_Exercise instructions_
Show every line of the data below that includes the word "sure".
Segment Start: Exercise input
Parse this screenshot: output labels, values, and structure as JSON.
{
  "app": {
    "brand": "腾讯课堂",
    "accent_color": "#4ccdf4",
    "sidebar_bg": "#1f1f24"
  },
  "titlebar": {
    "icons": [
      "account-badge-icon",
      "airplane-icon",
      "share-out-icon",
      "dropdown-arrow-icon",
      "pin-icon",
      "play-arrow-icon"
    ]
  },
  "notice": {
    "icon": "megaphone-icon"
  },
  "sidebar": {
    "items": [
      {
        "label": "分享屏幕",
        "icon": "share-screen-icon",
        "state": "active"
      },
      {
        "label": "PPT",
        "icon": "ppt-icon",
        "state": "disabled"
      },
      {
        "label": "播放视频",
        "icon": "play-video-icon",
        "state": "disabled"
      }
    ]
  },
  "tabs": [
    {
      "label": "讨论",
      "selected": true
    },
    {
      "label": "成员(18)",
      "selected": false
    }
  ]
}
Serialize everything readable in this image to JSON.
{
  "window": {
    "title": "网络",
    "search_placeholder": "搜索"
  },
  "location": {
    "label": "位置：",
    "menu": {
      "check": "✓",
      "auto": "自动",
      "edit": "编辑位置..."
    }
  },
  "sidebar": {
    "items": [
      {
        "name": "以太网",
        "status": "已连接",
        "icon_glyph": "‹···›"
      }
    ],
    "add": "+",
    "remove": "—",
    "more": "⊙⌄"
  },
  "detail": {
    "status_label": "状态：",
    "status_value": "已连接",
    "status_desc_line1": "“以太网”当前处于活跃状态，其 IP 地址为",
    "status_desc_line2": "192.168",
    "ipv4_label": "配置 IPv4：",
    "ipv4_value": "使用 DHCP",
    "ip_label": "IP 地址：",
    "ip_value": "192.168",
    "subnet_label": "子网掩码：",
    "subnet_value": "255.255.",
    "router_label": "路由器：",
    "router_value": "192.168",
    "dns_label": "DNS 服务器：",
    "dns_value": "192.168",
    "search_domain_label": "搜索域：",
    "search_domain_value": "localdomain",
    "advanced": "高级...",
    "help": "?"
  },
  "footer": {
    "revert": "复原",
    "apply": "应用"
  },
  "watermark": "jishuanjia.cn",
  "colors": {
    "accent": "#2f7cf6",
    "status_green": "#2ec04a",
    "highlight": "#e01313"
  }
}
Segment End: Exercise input
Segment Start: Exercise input
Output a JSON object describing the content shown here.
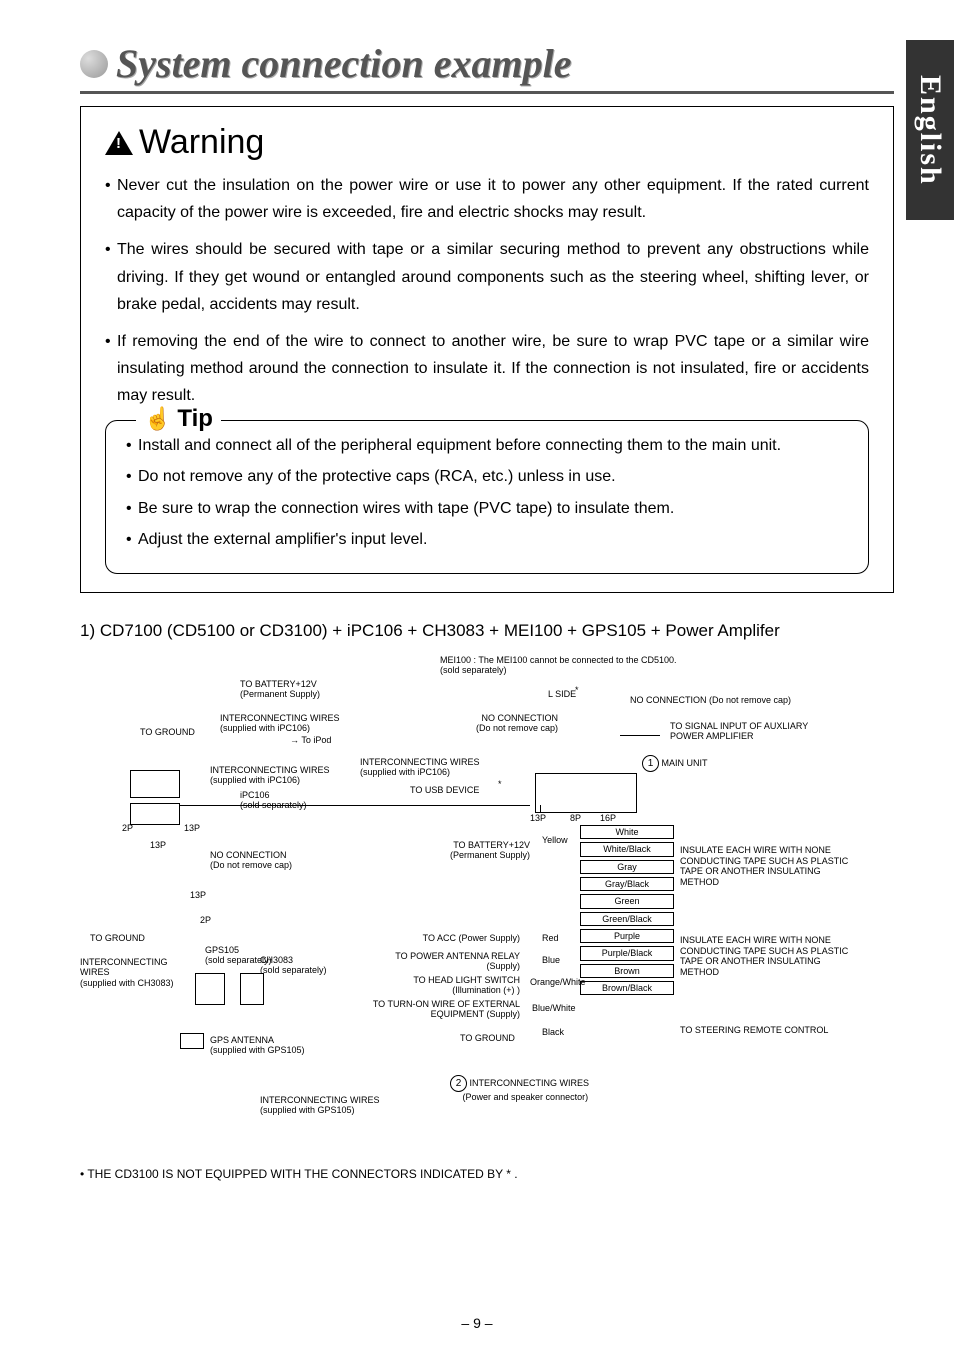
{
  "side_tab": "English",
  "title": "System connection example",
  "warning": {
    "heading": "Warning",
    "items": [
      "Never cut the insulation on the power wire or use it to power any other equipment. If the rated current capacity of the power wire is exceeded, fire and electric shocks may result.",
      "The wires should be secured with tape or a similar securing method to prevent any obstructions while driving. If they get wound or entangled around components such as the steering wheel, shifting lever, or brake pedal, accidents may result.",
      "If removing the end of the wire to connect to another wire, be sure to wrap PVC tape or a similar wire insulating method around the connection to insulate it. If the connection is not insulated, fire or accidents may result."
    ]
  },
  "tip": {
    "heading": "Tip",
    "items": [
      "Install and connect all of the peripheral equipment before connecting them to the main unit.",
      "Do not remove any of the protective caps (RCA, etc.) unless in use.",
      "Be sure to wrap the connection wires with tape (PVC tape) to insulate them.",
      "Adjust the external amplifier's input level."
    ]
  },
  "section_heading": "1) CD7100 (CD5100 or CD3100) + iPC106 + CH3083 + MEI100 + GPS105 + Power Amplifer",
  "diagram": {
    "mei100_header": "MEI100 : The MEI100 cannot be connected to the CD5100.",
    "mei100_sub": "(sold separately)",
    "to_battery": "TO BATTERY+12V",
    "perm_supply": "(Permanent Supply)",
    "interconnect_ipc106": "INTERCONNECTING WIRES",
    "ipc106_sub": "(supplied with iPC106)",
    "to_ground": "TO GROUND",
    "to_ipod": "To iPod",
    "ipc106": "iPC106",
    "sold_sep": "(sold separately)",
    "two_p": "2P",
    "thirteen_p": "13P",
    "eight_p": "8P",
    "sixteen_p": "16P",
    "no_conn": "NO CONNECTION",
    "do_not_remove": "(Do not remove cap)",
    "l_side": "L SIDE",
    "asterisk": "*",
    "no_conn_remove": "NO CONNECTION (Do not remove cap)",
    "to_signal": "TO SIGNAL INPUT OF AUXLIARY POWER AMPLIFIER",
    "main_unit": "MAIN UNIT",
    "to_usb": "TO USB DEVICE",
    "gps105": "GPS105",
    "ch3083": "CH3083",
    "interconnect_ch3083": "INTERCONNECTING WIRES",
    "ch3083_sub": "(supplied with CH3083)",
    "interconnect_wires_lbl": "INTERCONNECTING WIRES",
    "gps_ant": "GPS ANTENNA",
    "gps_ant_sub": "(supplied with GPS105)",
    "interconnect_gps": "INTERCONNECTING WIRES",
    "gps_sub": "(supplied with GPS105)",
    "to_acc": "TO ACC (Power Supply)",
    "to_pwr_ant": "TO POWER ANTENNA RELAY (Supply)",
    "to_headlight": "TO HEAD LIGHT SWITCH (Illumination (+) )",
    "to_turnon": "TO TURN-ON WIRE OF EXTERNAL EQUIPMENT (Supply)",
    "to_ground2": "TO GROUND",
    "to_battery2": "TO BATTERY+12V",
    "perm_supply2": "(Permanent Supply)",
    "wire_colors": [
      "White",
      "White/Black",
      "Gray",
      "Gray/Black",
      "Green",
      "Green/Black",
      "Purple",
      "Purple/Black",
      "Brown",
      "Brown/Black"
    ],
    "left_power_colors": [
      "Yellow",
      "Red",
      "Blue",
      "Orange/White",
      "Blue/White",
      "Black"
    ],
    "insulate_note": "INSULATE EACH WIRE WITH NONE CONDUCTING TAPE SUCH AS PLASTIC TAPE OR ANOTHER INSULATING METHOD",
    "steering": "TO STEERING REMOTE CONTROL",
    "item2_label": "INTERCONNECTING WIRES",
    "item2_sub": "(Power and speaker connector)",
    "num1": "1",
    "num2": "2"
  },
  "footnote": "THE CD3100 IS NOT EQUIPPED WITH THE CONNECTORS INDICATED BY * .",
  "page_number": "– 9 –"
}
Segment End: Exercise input
_Answer space_
      "If removing the end of the wire to connect to another wire, be sure to wrap PVC tape or a similar wire insulating method around the connection to insulate it. If the connection is not insulated, fire or accidents may result."
      "Be sure to wrap the connection wires with tape (PVC tape) to insulate them.",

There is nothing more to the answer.